Since you have basics worked out on that trailer sailor, do you have an estimate of work hours for an "average" finish? I know you have mentioned 1400 for the charter proa hull (by professionals, I am sure).
There looks to be a single bunk "forward" also. Is that true, or is that the galley? What are the bunk dimensions?On Tue, May 27, 2008 at 11:38 AM, Rob Denney <harryproa@gmail.
On Tue, May 27, 2008 at 11:00 PM, gardnerpomper <gardner@networknow.
> Some sort of liveaboard harryproa seems like my next cruising boat. I
> am interested in both sampling the experience, and finding out if I
> have the fortitude to build one. I have seen messages about a
> trailerable design and I have some questions specific to using it to
> "try out" the home build/proa idea.
> 1) trailerable as other specs (8'6" trailer width,
><1000lbs with trailer (negotiable)
Difficult, negotiations can start when i have done some drawings.Easy
> 2) build method as similar to proposed charter boat as possible, since
> that is identified as simplest for larger boats
> fast and easy on/off the trailer. this would be a daysailer, driving 2
> hours to the water, set it up, sail for a few hours, break it down,
> trailer it 2 hours home.Difficult, I will see what the minimum size is to do this. How much
> 3) I am heavy (300lbs), so the crew weight (3 of us) would be about
> 550lbs.
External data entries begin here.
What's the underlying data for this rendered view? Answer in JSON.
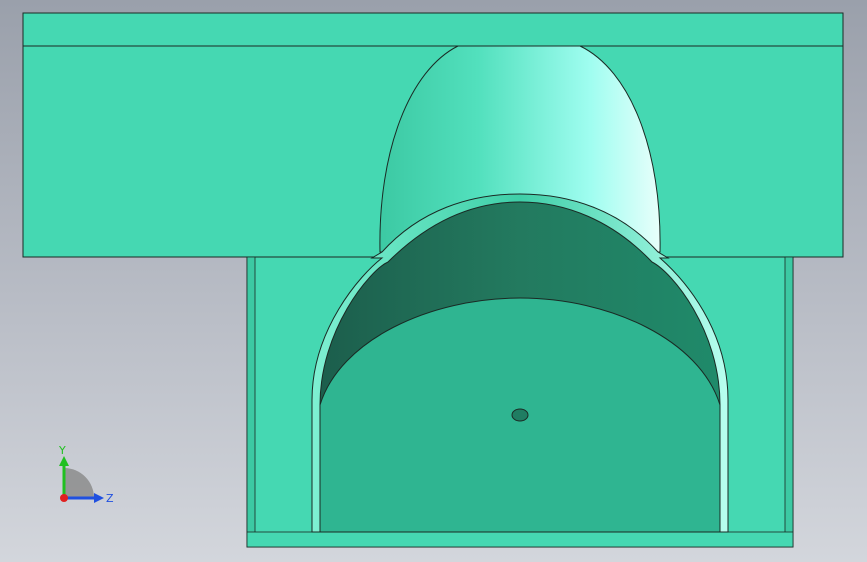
{
  "viewport": {
    "model_colors": {
      "face": "#45d8b2",
      "face_dark": "#2fb591",
      "inner_wall": "#207a5e",
      "edge": "#1a2a24",
      "highlight": "#9ffdf0"
    }
  },
  "triad": {
    "y_label": "Y",
    "z_label": "Z",
    "y_color": "#20c020",
    "z_color": "#2050e0",
    "x_color": "#e02020"
  }
}
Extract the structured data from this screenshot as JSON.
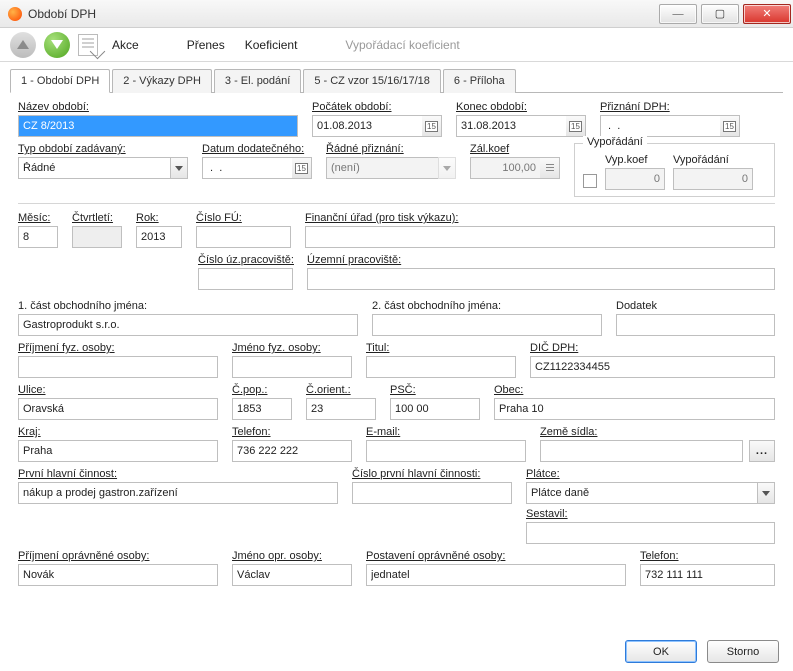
{
  "window": {
    "title": "Období DPH"
  },
  "toolbar": {
    "akce": "Akce",
    "prenes": "Přenes",
    "koeficient": "Koeficient",
    "vypor_koef": "Vypořádací koeficient"
  },
  "tabs": [
    {
      "label": "1 - Období DPH"
    },
    {
      "label": "2 - Výkazy DPH"
    },
    {
      "label": "3 - El. podání"
    },
    {
      "label": "5 - CZ vzor 15/16/17/18"
    },
    {
      "label": "6 - Příloha"
    }
  ],
  "row1_labels": {
    "nazev": "Název období:",
    "pocatek": "Počátek období:",
    "konec": "Konec období:",
    "priznani": "Přiznání DPH:"
  },
  "row1_values": {
    "nazev": "CZ 8/2013",
    "pocatek": "01.08.2013",
    "konec": "31.08.2013",
    "priznani": " .  ."
  },
  "row2_labels": {
    "typ": "Typ období zadávaný:",
    "datum_dod": "Datum dodatečného:",
    "radne_pr": "Řádné přiznání:",
    "zalkoef": "Zál.koef"
  },
  "row2_values": {
    "typ": "Řádné",
    "datum_dod": " .  .",
    "radne_pr": "(není)",
    "zalkoef": "100,00"
  },
  "vyp_group": {
    "legend": "Vypořádání",
    "vypkoef_lbl": "Vyp.koef",
    "vypkoef_val": "0",
    "vypor_lbl": "Vypořádání",
    "vypor_val": "0"
  },
  "row3_labels": {
    "mesic": "Měsíc:",
    "ctvrtleti": "Čtvrtletí:",
    "rok": "Rok:",
    "cislo_fu": "Číslo FÚ:",
    "fin_urad": "Finanční úřad (pro tisk výkazu):",
    "cislo_uz": "Číslo úz.pracoviště:",
    "uzemni": "Územní pracoviště:"
  },
  "row3_values": {
    "mesic": "8",
    "ctvrtleti": "",
    "rok": "2013",
    "cislo_fu": "",
    "fin_urad": "",
    "cislo_uz": "",
    "uzemni": ""
  },
  "row4_labels": {
    "cast1": "1. část obchodního jména:",
    "cast2": "2. část obchodního jména:",
    "dodatek": "Dodatek"
  },
  "row4_values": {
    "cast1": "Gastroprodukt s.r.o.",
    "cast2": "",
    "dodatek": ""
  },
  "row5_labels": {
    "prijmeni_fyz": "Příjmení fyz. osoby:",
    "jmeno_fyz": "Jméno fyz. osoby:",
    "titul": "Titul:",
    "dic": "DIČ DPH:"
  },
  "row5_values": {
    "prijmeni_fyz": "",
    "jmeno_fyz": "",
    "titul": "",
    "dic": "CZ1122334455"
  },
  "row6_labels": {
    "ulice": "Ulice:",
    "cpop": "Č.pop.:",
    "corient": "Č.orient.:",
    "psc": "PSČ:",
    "obec": "Obec:"
  },
  "row6_values": {
    "ulice": "Oravská",
    "cpop": "1853",
    "corient": "23",
    "psc": "100 00",
    "obec": "Praha 10"
  },
  "row7_labels": {
    "kraj": "Kraj:",
    "telefon": "Telefon:",
    "email": "E-mail:",
    "zeme": "Země sídla:"
  },
  "row7_values": {
    "kraj": "Praha",
    "telefon": "736 222 222",
    "email": "",
    "zeme": ""
  },
  "row8_labels": {
    "prvni_cinnost": "První hlavní činnost:",
    "cislo_cinnost": "Číslo první hlavní činnosti:",
    "platce": "Plátce:",
    "sestavil": "Sestavil:"
  },
  "row8_values": {
    "prvni_cinnost": "nákup a prodej gastron.zařízení",
    "cislo_cinnost": "",
    "platce": "Plátce daně",
    "sestavil": ""
  },
  "row9_labels": {
    "prijmeni_opr": "Příjmení oprávněné osoby:",
    "jmeno_opr": "Jméno opr. osoby:",
    "postaveni": "Postavení oprávněné osoby:",
    "telefon": "Telefon:"
  },
  "row9_values": {
    "prijmeni_opr": "Novák",
    "jmeno_opr": "Václav",
    "postaveni": "jednatel",
    "telefon": "732 111 111"
  },
  "ellipsis": "...",
  "footer": {
    "ok": "OK",
    "storno": "Storno"
  }
}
We would like to be able to invite another 2 adults and a
> child and still sail it well, so total crew weight could be 900 lbs.
extra for food and safety gear?
> 4) Enclosed head
> 5) sail without getting wetCan this be outside, under a removable bimini with roll down sides?
> 6) camping propane stove
> 7) comfy seats and table to eat at
Otherwise, it is a bit ticky for 6 people.easy
> 8) standing headroom (fold down bimini ok)
> 9) rain protected
> 10) will never be INTENTIONALLY sailed in > 20 kts
> 11) ballestron rig
easyTimid is good, but it will be a sizableboat to do this with 6 people on board.
> I won't be racing, but I will want performance comparable to what we
> have heard from Rare Bird and the charter proa design (i.e. windspeed
> up to 15 knots). I *don't* want to fly a hull!! (I'm timid)TBA when i see what is involved. Probably $Aus3,000, as it is going
> 1) What would plan cost be?
to be a one off. You get 10% off any future plans sold to the
design until the next one is sailing. After that it is as per the
Goodwill Fee on http://www.harrypro
a.com/plans.Part of the plans htm
price wil be deducted from the big boat fee.yes. As much information as you need on anything in the plans.
2) would plans include info on resin infusion and building a table,
> etc, etc? Or at least point me to such info?TBA, but mostly it will depend on the level of finish inside and
> 2) Estimated build time (novice.. experienced with epoxy/fiberglass,
> even some with carbon mat as reinforement, but never built a boat). If
> you prefer, you can supply "average estimated build" and I will put in
> my own "idiot factor" multiplier
outside that you require.Not if you want a cockpit for 6, which will replace the bunks
> 3) Would it be close to the "trailer sailer" layout jpg I see posted
> in the forums?
>What are hull lengths?
Long! What is the longest you can build, trailer and handle on the ramp?Tomorrow, building the table. You won't get all the plans
> 4) When could I start? I have a building available this summer/fall,
> but it is not heated
immediately, but i will keep ahead of your progress. Pay for half the
plans up front, the rest before the last drawings arrive.
> 5) material cost? availablity?
Not a huge amount, probably less than the resale value of the boat.
Can get it from your local supplier, apart from the carbon for the
mast, boom, rudders and beams which I will supply from Texas.No problem ;-)
> BTW, I live in Pennsylvania (US).
> - Gardner